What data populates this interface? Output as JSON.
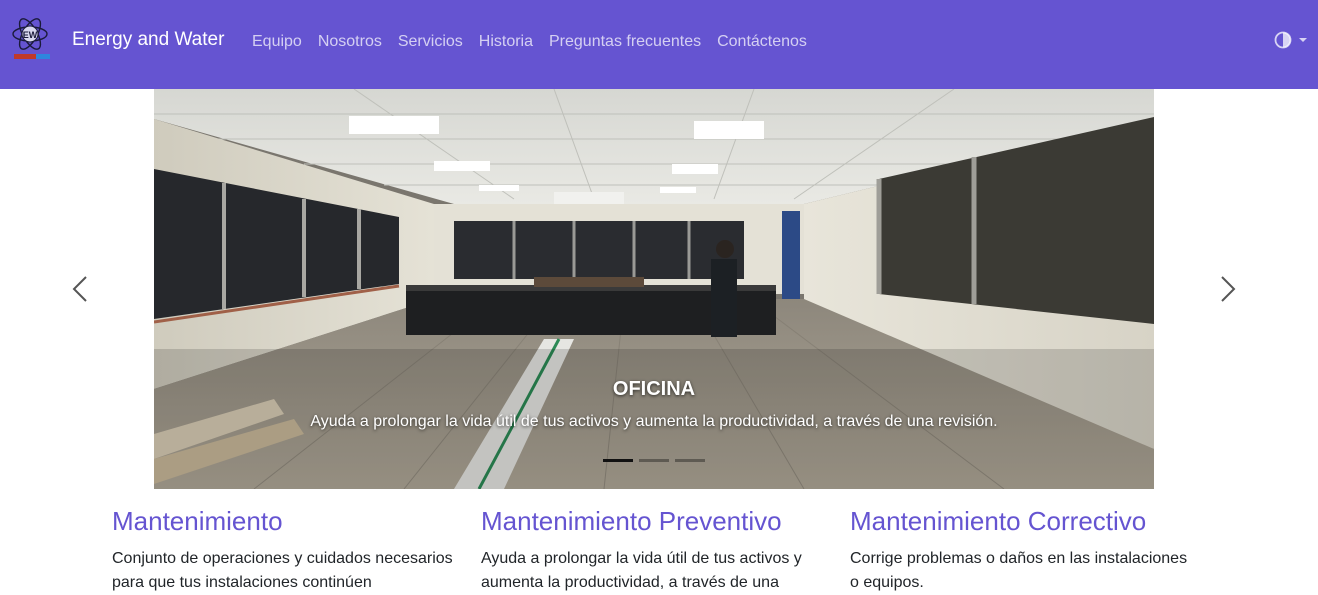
{
  "navbar": {
    "brand": "Energy and Water",
    "links": [
      "Equipo",
      "Nosotros",
      "Servicios",
      "Historia",
      "Preguntas frecuentes",
      "Contáctenos"
    ],
    "logo_text": "EW",
    "theme_icon": "half-circle-icon",
    "dropdown_icon": "caret-down-icon"
  },
  "carousel": {
    "caption_title": "OFICINA",
    "caption_text": "Ayuda a prolongar la vida útil de tus activos y aumenta la productividad, a través de una revisión.",
    "active_slide": 1,
    "slide_count": 3
  },
  "services": [
    {
      "title": "Mantenimiento",
      "text": "Conjunto de operaciones y cuidados necesarios para que tus instalaciones continúen"
    },
    {
      "title": "Mantenimiento Preventivo",
      "text": "Ayuda a prolongar la vida útil de tus activos y aumenta la productividad, a través de una"
    },
    {
      "title": "Mantenimiento Correctivo",
      "text": "Corrige problemas o daños en las instalaciones o equipos."
    }
  ],
  "colors": {
    "navbar": "#6554d1",
    "heading": "#6554d1"
  }
}
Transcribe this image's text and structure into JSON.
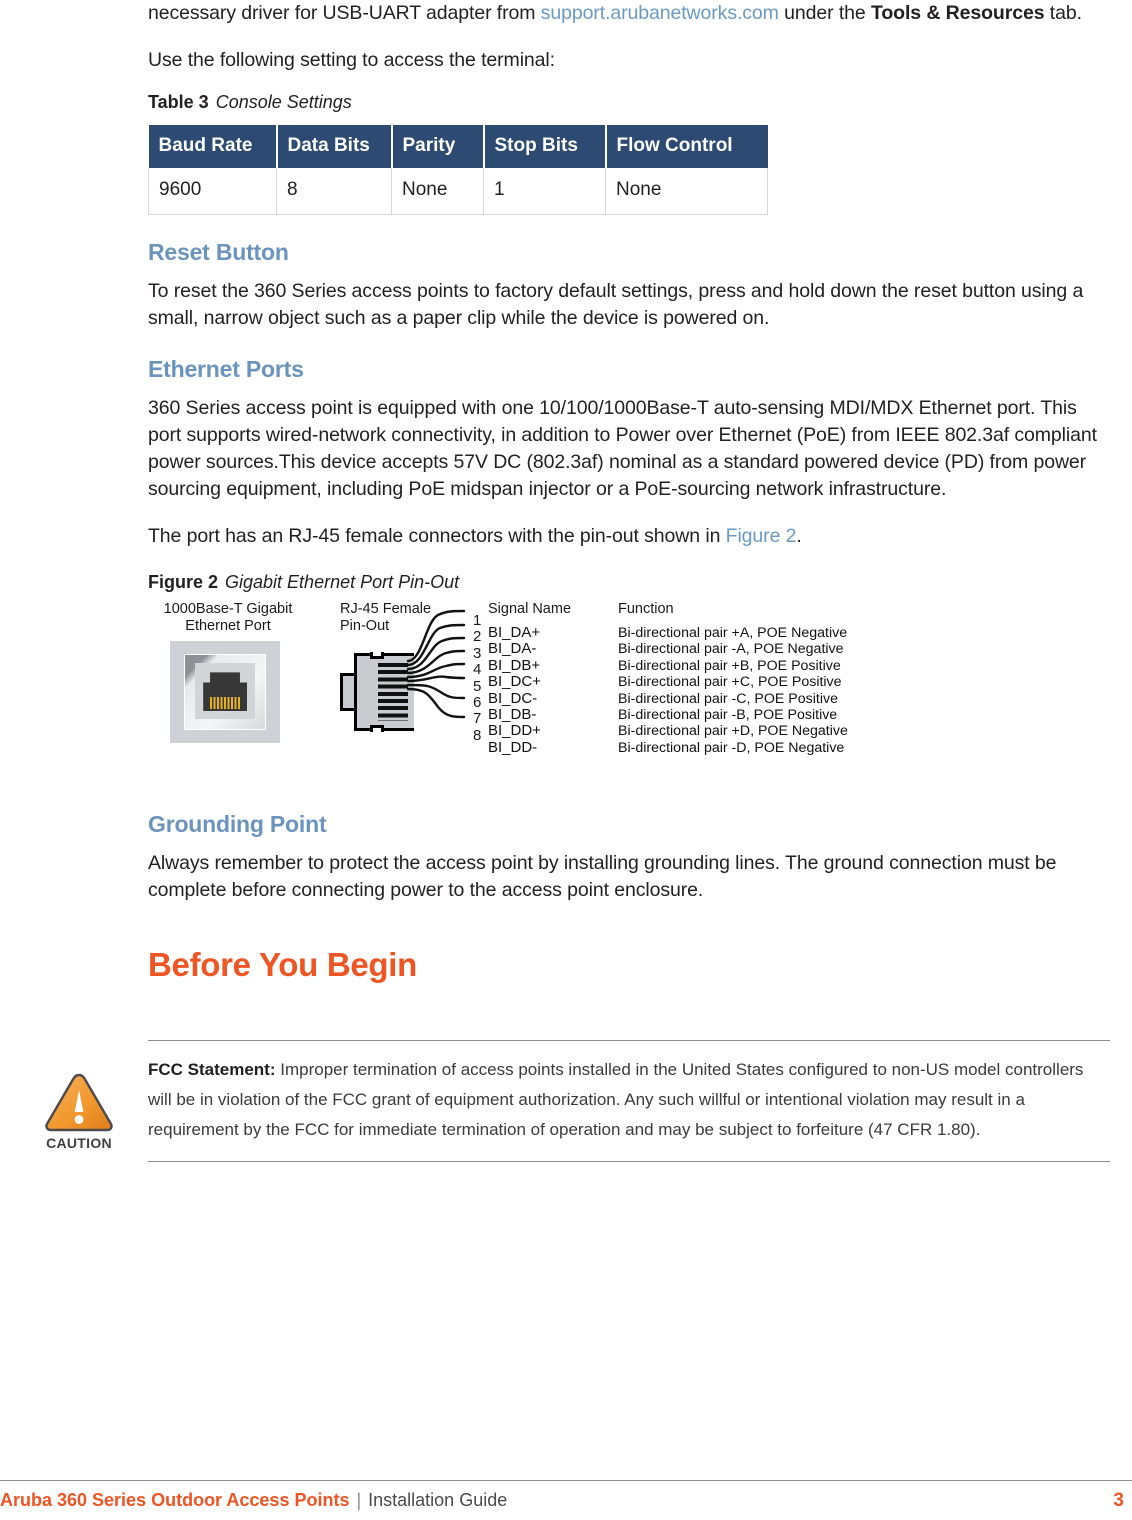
{
  "intro": {
    "para1_pre": "necessary driver for USB-UART adapter from ",
    "para1_link": "support.arubanetworks.com",
    "para1_mid": " under the ",
    "para1_bold": "Tools & Resources",
    "para1_post": " tab.",
    "para2": "Use the following setting to access the terminal:"
  },
  "table3": {
    "label": "Table 3",
    "title": "Console Settings",
    "headers": [
      "Baud Rate",
      "Data Bits",
      "Parity",
      "Stop Bits",
      "Flow Control"
    ],
    "rows": [
      [
        "9600",
        "8",
        "None",
        "1",
        "None"
      ]
    ],
    "header_bg": "#2d4a72",
    "header_fg": "#ffffff"
  },
  "sections": {
    "reset_button": {
      "heading": "Reset Button",
      "body": "To reset the 360 Series access points to factory default settings, press and hold down the reset button using a small, narrow object such as a paper clip while the device is powered on."
    },
    "ethernet_ports": {
      "heading": "Ethernet Ports",
      "body": "360 Series access point is equipped with one 10/100/1000Base-T auto-sensing MDI/MDX Ethernet port. This port supports wired-network connectivity, in addition to Power over Ethernet (PoE) from IEEE 802.3af compliant power sources.This device accepts 57V DC (802.3af) nominal as a standard powered device (PD) from power sourcing equipment, including PoE midspan injector or a PoE-sourcing network infrastructure.",
      "body2_pre": "The port has an RJ-45 female connectors with the pin-out shown in ",
      "body2_link": "Figure 2",
      "body2_post": "."
    },
    "grounding_point": {
      "heading": "Grounding Point",
      "body": "Always remember to protect the access point by installing grounding lines. The ground connection must be complete before connecting power to the access point enclosure."
    },
    "before_you_begin": {
      "heading": "Before You Begin"
    }
  },
  "figure2": {
    "label": "Figure 2",
    "title": "Gigabit Ethernet Port Pin-Out",
    "port_label_line1": "1000Base-T Gigabit",
    "port_label_line2": "Ethernet Port",
    "rj45_label_line1": "RJ-45 Female",
    "rj45_label_line2": "Pin-Out",
    "col_signal_header": "Signal Name",
    "col_function_header": "Function",
    "pins": [
      "1",
      "2",
      "3",
      "4",
      "5",
      "6",
      "7",
      "8"
    ],
    "signal_names": [
      "BI_DA+",
      "BI_DA-",
      "BI_DB+",
      "BI_DC+",
      "BI_DC-",
      "BI_DB-",
      "BI_DD+",
      "BI_DD-"
    ],
    "functions": [
      "Bi-directional pair +A, POE Negative",
      "Bi-directional pair -A, POE Negative",
      "Bi-directional pair +B, POE Positive",
      "Bi-directional pair +C, POE Positive",
      "Bi-directional pair -C, POE Positive",
      "Bi-directional pair -B, POE Positive",
      "Bi-directional pair +D, POE Negative",
      "Bi-directional pair -D, POE Negative"
    ]
  },
  "caution": {
    "icon_word": "CAUTION",
    "bold_lead": "FCC Statement:",
    "text": " Improper termination of access points installed in the United States configured to non-US model controllers will be in violation of the FCC grant of equipment authorization. Any such willful or intentional violation may result in a requirement by the FCC for immediate termination of operation and may be subject to forfeiture (47 CFR 1.80).",
    "icon_color": "#f09a3e"
  },
  "footer": {
    "title": "Aruba 360 Series Outdoor Access Points",
    "separator": "|",
    "subtitle": "Installation Guide",
    "page_number": "3",
    "accent": "#ef5423"
  }
}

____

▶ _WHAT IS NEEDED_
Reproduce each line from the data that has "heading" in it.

▶ _SOLUTION FOR THIS EXERCISE_
    "heading": "#6554d1"
      "heading": "Reset Button",
      "heading": "Ethernet Ports",
      "heading": "Grounding Point",
      "heading": "Before You Begin"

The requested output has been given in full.